Please return the listing exactly as it stands, skipping any pictures.

══════

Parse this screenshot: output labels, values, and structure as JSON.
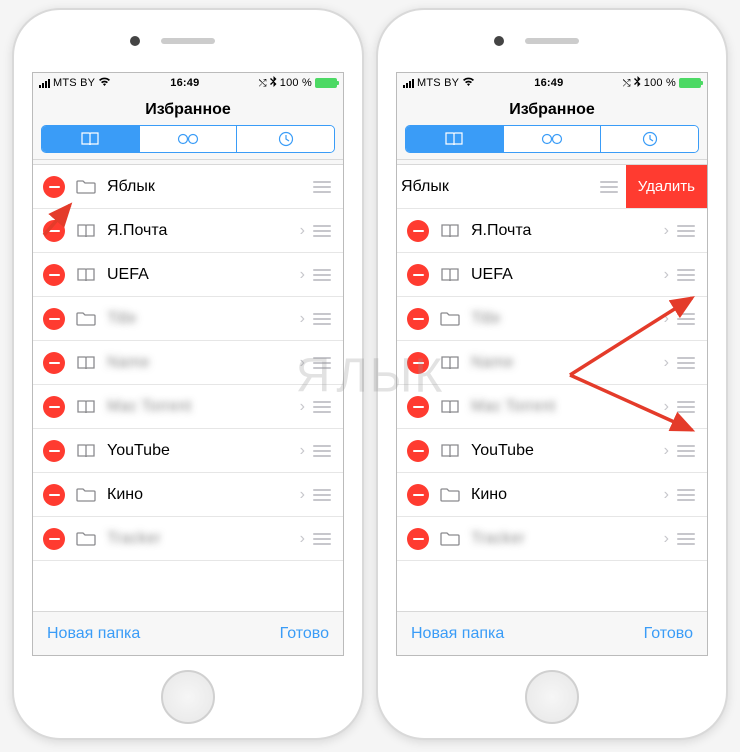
{
  "status_bar": {
    "carrier": "MTS BY",
    "has_wifi": true,
    "time": "16:49",
    "bluetooth": true,
    "battery_text": "100 %"
  },
  "header": {
    "title": "Избранное"
  },
  "segmented": {
    "tabs": [
      "bookmarks",
      "reading-list",
      "history"
    ],
    "selected_index": 0
  },
  "list_items": [
    {
      "label": "Яблык",
      "icon": "folder",
      "has_chevron": false,
      "blurred": false
    },
    {
      "label": "Я.Почта",
      "icon": "bookmark",
      "has_chevron": true,
      "blurred": false
    },
    {
      "label": "UEFA",
      "icon": "bookmark",
      "has_chevron": true,
      "blurred": false
    },
    {
      "label": "Title",
      "icon": "folder",
      "has_chevron": true,
      "blurred": true
    },
    {
      "label": "Name",
      "icon": "bookmark",
      "has_chevron": true,
      "blurred": true
    },
    {
      "label": "Mac Torrent",
      "icon": "bookmark",
      "has_chevron": true,
      "blurred": true
    },
    {
      "label": "YouTube",
      "icon": "bookmark",
      "has_chevron": true,
      "blurred": false
    },
    {
      "label": "Кино",
      "icon": "folder",
      "has_chevron": true,
      "blurred": false
    },
    {
      "label": "Tracker",
      "icon": "folder",
      "has_chevron": true,
      "blurred": true
    }
  ],
  "swipe": {
    "delete_label": "Удалить",
    "swiped_row_index": 0
  },
  "toolbar": {
    "new_folder_label": "Новая папка",
    "done_label": "Готово"
  },
  "watermark_text": "ЯБЛЫК"
}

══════

▸ **Response for this exercise**:
Parse this screenshot: output labels, values, and structure as JSON.
{
  "status_bar": {
    "carrier": "MTS BY",
    "has_wifi": true,
    "time": "16:49",
    "bluetooth": true,
    "battery_text": "100 %"
  },
  "header": {
    "title": "Избранное"
  },
  "segmented": {
    "tabs": [
      "bookmarks",
      "reading-list",
      "history"
    ],
    "selected_index": 0
  },
  "list_items": [
    {
      "label": "Яблык",
      "icon": "folder",
      "has_chevron": false,
      "blurred": false
    },
    {
      "label": "Я.Почта",
      "icon": "bookmark",
      "has_chevron": true,
      "blurred": false
    },
    {
      "label": "UEFA",
      "icon": "bookmark",
      "has_chevron": true,
      "blurred": false
    },
    {
      "label": "Title",
      "icon": "folder",
      "has_chevron": true,
      "blurred": true
    },
    {
      "label": "Name",
      "icon": "bookmark",
      "has_chevron": true,
      "blurred": true
    },
    {
      "label": "Mac Torrent",
      "icon": "bookmark",
      "has_chevron": true,
      "blurred": true
    },
    {
      "label": "YouTube",
      "icon": "bookmark",
      "has_chevron": true,
      "blurred": false
    },
    {
      "label": "Кино",
      "icon": "folder",
      "has_chevron": true,
      "blurred": false
    },
    {
      "label": "Tracker",
      "icon": "folder",
      "has_chevron": true,
      "blurred": true
    }
  ],
  "swipe": {
    "delete_label": "Удалить",
    "swiped_row_index": 0
  },
  "toolbar": {
    "new_folder_label": "Новая папка",
    "done_label": "Готово"
  },
  "watermark_text": "ЯБЛЫК"
}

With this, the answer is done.